Problem requirements |
Among the records below, determine how many lines have the word "HIFI" in them; output only the number.

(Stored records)
┌────────
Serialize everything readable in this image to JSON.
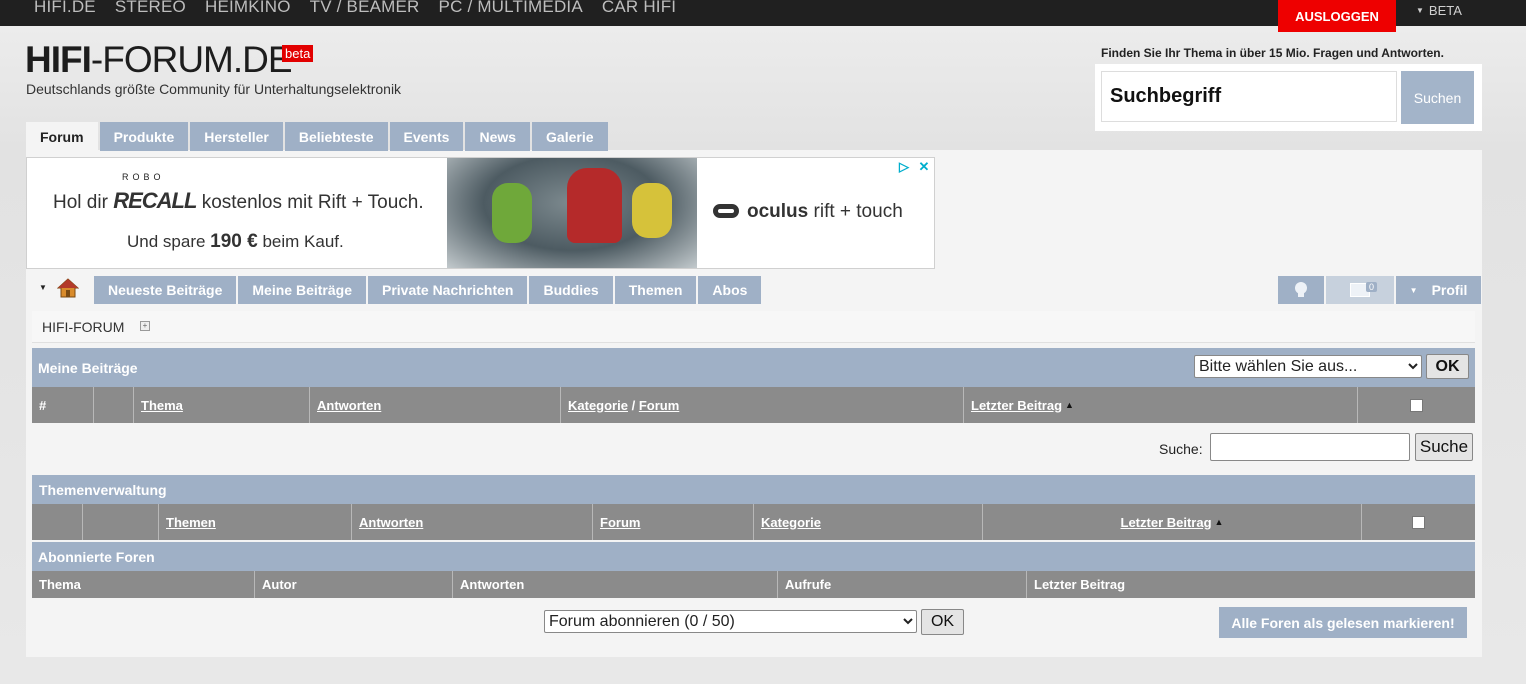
{
  "topnav": [
    "HIFI.DE",
    "STEREO",
    "HEIMKINO",
    "TV / BEAMER",
    "PC / MULTIMEDIA",
    "CAR HIFI"
  ],
  "header": {
    "logout": "AUSLOGGEN",
    "beta_menu": "BETA",
    "logo_bold": "HIFI",
    "logo_rest": "-FORUM.DE",
    "logo_badge": "beta",
    "tagline": "Deutschlands größte Community für Unterhaltungselektronik",
    "search_hint": "Finden Sie Ihr Thema in über 15 Mio. Fragen und Antworten.",
    "search_value": "Suchbegriff",
    "search_button": "Suchen"
  },
  "main_tabs": [
    "Forum",
    "Produkte",
    "Hersteller",
    "Beliebteste",
    "Events",
    "News",
    "Galerie"
  ],
  "ad": {
    "robo": "ROBO",
    "line1_pre": "Hol dir",
    "line1_brand": "RECALL",
    "line1_post": "kostenlos mit Rift + Touch.",
    "line2_pre": "Und spare",
    "line2_amount": "190 €",
    "line2_post": "beim Kauf.",
    "oculus_brand": "oculus",
    "oculus_product": "rift + touch"
  },
  "sub_tabs": [
    "Neueste Beiträge",
    "Meine Beiträge",
    "Private Nachrichten",
    "Buddies",
    "Themen",
    "Abos"
  ],
  "right_tabs": {
    "message_count": "0",
    "profil": "Profil"
  },
  "breadcrumb": "HIFI-FORUM",
  "meine_beitraege": {
    "title": "Meine Beiträge",
    "select_value": "Bitte wählen Sie aus...",
    "ok": "OK",
    "col_hash": "#",
    "col_thema": "Thema",
    "col_antworten": "Antworten",
    "col_kategorie": "Kategorie",
    "col_sep": "/",
    "col_forum": "Forum",
    "col_letzter": "Letzter Beitrag",
    "search_label": "Suche:",
    "search_button": "Suche"
  },
  "themenverwaltung": {
    "title": "Themenverwaltung",
    "col_themen": "Themen",
    "col_antworten": "Antworten",
    "col_forum": "Forum",
    "col_kategorie": "Kategorie",
    "col_letzter": "Letzter Beitrag"
  },
  "abonnierte_foren": {
    "title": "Abonnierte Foren",
    "col_thema": "Thema",
    "col_autor": "Autor",
    "col_antworten": "Antworten",
    "col_aufrufe": "Aufrufe",
    "col_letzter": "Letzter Beitrag",
    "select_value": "Forum abonnieren (0 / 50)",
    "ok": "OK",
    "mark_all": "Alle Foren als gelesen markieren!"
  }
}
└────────
Response for this exercise |
4